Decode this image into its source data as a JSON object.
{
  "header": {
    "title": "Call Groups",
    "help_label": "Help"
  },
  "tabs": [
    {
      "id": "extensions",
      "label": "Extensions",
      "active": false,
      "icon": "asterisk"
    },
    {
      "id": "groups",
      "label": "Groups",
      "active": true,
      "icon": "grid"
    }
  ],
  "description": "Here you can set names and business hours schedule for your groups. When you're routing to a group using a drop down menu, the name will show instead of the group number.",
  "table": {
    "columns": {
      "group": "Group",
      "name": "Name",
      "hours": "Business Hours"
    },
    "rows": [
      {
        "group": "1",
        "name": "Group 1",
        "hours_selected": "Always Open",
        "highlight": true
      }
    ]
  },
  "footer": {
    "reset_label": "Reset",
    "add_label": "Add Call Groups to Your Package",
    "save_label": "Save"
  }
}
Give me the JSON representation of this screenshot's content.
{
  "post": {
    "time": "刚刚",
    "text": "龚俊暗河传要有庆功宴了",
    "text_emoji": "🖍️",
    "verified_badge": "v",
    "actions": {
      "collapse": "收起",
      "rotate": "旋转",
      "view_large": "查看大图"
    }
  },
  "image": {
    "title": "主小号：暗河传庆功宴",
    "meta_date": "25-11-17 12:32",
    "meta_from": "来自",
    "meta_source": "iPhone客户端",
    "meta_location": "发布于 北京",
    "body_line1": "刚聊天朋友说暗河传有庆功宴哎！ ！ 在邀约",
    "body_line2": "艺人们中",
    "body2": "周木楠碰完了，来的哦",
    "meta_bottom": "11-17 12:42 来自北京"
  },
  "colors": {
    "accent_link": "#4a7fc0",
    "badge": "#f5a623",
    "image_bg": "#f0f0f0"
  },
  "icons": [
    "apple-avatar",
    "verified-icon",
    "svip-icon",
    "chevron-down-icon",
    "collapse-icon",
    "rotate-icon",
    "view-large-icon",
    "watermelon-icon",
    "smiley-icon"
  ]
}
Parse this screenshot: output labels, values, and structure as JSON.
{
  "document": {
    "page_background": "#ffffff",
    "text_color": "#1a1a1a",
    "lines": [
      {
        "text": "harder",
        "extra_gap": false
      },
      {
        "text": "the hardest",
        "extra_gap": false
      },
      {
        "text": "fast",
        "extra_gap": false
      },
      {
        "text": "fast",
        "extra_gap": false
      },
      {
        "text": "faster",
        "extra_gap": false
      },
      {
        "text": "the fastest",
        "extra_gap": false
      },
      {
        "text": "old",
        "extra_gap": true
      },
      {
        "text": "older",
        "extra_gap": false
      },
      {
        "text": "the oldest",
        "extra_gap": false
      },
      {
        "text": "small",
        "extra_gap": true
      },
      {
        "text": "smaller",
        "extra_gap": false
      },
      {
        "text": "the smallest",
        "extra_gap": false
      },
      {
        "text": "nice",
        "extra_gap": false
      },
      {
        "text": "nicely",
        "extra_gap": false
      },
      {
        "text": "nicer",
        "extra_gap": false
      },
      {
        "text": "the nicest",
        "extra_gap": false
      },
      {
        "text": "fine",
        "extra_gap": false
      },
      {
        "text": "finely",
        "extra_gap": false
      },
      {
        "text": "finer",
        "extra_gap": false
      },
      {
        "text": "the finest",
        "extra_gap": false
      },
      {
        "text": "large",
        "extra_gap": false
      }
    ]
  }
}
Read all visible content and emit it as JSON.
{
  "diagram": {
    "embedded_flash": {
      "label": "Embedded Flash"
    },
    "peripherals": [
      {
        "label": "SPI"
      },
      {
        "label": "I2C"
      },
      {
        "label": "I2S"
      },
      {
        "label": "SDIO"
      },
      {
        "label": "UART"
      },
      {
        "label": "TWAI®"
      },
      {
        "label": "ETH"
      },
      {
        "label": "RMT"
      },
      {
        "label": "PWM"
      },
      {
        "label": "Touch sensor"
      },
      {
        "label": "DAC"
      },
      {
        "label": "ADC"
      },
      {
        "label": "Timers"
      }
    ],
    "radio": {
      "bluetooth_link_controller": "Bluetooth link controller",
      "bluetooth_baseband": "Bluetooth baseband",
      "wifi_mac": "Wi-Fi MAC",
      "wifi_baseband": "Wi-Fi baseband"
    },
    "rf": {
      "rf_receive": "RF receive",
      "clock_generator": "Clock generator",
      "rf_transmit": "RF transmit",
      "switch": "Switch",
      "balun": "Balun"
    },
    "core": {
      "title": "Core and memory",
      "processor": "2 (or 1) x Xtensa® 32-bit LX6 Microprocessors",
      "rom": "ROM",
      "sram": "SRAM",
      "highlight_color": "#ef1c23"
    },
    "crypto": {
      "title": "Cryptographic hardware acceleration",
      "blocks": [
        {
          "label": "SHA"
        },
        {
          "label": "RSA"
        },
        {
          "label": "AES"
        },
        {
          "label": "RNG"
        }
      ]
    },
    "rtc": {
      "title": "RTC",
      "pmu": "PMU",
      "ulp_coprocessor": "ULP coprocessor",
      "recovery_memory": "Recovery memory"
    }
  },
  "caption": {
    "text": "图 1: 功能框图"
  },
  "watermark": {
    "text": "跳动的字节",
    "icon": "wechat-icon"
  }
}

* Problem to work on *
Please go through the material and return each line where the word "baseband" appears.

* Expected answer *
      "bluetooth_baseband": "Bluetooth baseband",
      "wifi_baseband": "Wi-Fi baseband"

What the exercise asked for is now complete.